▼▼▼

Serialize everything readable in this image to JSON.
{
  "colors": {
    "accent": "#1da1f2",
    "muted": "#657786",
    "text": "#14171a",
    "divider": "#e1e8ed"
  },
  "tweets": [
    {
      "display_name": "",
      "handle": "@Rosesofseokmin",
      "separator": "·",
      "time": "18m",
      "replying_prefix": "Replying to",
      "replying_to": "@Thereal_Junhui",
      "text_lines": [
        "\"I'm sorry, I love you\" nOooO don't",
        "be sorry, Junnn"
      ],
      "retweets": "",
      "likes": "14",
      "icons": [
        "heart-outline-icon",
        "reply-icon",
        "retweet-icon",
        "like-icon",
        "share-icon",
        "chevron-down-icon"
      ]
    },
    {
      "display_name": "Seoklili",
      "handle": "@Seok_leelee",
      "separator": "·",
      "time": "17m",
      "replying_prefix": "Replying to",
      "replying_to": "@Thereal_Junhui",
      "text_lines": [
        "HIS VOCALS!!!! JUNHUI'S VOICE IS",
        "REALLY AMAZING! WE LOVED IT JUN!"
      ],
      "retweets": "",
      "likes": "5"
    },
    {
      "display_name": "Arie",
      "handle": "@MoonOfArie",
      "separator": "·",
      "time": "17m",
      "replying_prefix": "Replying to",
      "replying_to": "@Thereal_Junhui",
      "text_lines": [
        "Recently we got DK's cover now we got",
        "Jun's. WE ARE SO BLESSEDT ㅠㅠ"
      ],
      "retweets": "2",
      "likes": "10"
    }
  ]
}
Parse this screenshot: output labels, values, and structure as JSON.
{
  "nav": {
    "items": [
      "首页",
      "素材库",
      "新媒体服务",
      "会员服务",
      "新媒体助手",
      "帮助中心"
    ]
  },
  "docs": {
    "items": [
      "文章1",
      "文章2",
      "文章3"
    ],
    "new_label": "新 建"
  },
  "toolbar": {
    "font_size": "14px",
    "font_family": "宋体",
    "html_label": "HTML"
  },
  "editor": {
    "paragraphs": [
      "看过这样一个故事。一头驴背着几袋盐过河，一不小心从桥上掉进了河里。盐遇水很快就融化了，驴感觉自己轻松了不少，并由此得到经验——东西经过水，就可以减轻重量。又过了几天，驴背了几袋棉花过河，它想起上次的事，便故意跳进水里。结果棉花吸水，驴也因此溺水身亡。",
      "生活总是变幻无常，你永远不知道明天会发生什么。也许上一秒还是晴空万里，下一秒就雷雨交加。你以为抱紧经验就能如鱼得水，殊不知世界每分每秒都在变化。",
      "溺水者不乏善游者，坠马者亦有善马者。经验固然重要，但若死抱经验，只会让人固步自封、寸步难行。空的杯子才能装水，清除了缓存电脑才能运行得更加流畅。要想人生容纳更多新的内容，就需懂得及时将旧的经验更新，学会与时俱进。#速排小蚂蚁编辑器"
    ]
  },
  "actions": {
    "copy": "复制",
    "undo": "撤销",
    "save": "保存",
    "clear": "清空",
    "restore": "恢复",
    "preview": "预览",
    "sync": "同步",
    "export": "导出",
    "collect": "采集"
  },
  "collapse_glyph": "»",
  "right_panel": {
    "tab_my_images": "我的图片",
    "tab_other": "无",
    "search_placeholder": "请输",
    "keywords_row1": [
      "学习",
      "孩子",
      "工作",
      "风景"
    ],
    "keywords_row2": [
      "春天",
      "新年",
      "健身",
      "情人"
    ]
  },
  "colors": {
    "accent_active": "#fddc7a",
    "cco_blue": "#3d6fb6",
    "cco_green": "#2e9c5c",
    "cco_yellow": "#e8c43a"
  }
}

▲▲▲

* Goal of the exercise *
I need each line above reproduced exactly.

* Result of the task *
Serialize everything readable in this image to JSON.
{
  "colors": {
    "accent": "#1da1f2",
    "muted": "#657786",
    "text": "#14171a",
    "divider": "#e1e8ed"
  },
  "tweets": [
    {
      "display_name": "",
      "handle": "@Rosesofseokmin",
      "separator": "·",
      "time": "18m",
      "replying_prefix": "Replying to",
      "replying_to": "@Thereal_Junhui",
      "text_lines": [
        "\"I'm sorry, I love you\" nOooO don't",
        "be sorry, Junnn"
      ],
      "retweets": "",
      "likes": "14",
      "icons": [
        "heart-outline-icon",
        "reply-icon",
        "retweet-icon",
        "like-icon",
        "share-icon",
        "chevron-down-icon"
      ]
    },
    {
      "display_name": "Seoklili",
      "handle": "@Seok_leelee",
      "separator": "·",
      "time": "17m",
      "replying_prefix": "Replying to",
      "replying_to": "@Thereal_Junhui",
      "text_lines": [
        "HIS VOCALS!!!! JUNHUI'S VOICE IS",
        "REALLY AMAZING! WE LOVED IT JUN!"
      ],
      "retweets": "",
      "likes": "5"
    },
    {
      "display_name": "Arie",
      "handle": "@MoonOfArie",
      "separator": "·",
      "time": "17m",
      "replying_prefix": "Replying to",
      "replying_to": "@Thereal_Junhui",
      "text_lines": [
        "Recently we got DK's cover now we got",
        "Jun's. WE ARE SO BLESSEDT ㅠㅠ"
      ],
      "retweets": "2",
      "likes": "10"
    }
  ]
}
Parse this screenshot: output labels, values, and structure as JSON.
{
  "nav": {
    "items": [
      "首页",
      "素材库",
      "新媒体服务",
      "会员服务",
      "新媒体助手",
      "帮助中心"
    ]
  },
  "docs": {
    "items": [
      "文章1",
      "文章2",
      "文章3"
    ],
    "new_label": "新 建"
  },
  "toolbar": {
    "font_size": "14px",
    "font_family": "宋体",
    "html_label": "HTML"
  },
  "editor": {
    "paragraphs": [
      "看过这样一个故事。一头驴背着几袋盐过河，一不小心从桥上掉进了河里。盐遇水很快就融化了，驴感觉自己轻松了不少，并由此得到经验——东西经过水，就可以减轻重量。又过了几天，驴背了几袋棉花过河，它想起上次的事，便故意跳进水里。结果棉花吸水，驴也因此溺水身亡。",
      "生活总是变幻无常，你永远不知道明天会发生什么。也许上一秒还是晴空万里，下一秒就雷雨交加。你以为抱紧经验就能如鱼得水，殊不知世界每分每秒都在变化。",
      "溺水者不乏善游者，坠马者亦有善马者。经验固然重要，但若死抱经验，只会让人固步自封、寸步难行。空的杯子才能装水，清除了缓存电脑才能运行得更加流畅。要想人生容纳更多新的内容，就需懂得及时将旧的经验更新，学会与时俱进。#速排小蚂蚁编辑器"
    ]
  },
  "actions": {
    "copy": "复制",
    "undo": "撤销",
    "save": "保存",
    "clear": "清空",
    "restore": "恢复",
    "preview": "预览",
    "sync": "同步",
    "export": "导出",
    "collect": "采集"
  },
  "collapse_glyph": "»",
  "right_panel": {
    "tab_my_images": "我的图片",
    "tab_other": "无",
    "search_placeholder": "请输",
    "keywords_row1": [
      "学习",
      "孩子",
      "工作",
      "风景"
    ],
    "keywords_row2": [
      "春天",
      "新年",
      "健身",
      "情人"
    ]
  },
  "colors": {
    "accent_active": "#fddc7a",
    "cco_blue": "#3d6fb6",
    "cco_green": "#2e9c5c",
    "cco_yellow": "#e8c43a"
  }
}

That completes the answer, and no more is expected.